WHAT YOU HAVE TO DO - Pull out every line below holding the word "School".

SOURCE MATERIAL -
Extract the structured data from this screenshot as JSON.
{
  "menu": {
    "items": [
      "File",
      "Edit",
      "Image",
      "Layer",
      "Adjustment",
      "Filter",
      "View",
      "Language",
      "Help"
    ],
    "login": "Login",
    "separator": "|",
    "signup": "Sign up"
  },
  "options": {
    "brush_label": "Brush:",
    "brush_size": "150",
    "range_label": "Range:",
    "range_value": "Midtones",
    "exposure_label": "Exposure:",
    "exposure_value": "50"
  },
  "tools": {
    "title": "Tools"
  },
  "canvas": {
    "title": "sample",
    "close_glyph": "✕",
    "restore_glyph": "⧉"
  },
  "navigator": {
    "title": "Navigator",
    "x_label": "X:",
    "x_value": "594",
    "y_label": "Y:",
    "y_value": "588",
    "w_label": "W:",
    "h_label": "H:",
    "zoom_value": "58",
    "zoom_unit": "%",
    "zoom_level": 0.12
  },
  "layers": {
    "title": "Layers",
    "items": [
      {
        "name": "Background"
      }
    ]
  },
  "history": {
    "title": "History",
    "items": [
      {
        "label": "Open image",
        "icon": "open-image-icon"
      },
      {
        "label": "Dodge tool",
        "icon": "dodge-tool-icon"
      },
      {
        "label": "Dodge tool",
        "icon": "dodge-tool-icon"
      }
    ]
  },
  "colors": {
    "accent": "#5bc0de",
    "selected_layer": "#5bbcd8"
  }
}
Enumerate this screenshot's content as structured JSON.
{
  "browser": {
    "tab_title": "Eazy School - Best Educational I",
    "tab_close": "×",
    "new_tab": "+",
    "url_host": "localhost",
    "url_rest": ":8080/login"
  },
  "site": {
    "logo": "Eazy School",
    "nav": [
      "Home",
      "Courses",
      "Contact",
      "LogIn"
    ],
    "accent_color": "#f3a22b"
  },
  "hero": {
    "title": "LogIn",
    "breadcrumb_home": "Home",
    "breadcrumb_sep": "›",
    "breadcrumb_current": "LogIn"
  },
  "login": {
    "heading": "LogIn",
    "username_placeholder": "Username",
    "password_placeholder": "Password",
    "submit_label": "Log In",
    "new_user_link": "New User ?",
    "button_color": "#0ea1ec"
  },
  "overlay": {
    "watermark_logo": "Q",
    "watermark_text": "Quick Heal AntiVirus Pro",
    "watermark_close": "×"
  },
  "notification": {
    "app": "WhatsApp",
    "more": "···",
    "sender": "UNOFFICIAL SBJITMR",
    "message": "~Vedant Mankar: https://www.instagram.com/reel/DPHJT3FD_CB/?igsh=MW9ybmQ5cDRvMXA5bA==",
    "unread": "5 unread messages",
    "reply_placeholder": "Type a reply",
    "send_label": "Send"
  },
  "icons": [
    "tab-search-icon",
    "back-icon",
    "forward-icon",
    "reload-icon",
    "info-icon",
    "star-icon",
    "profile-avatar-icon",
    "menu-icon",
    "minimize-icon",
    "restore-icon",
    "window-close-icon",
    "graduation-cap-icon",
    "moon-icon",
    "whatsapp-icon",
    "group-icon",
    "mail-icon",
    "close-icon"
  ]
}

WRITTEN SOLUTION -
    "tab_title": "Eazy School - Best Educational I",
    "logo": "Eazy School",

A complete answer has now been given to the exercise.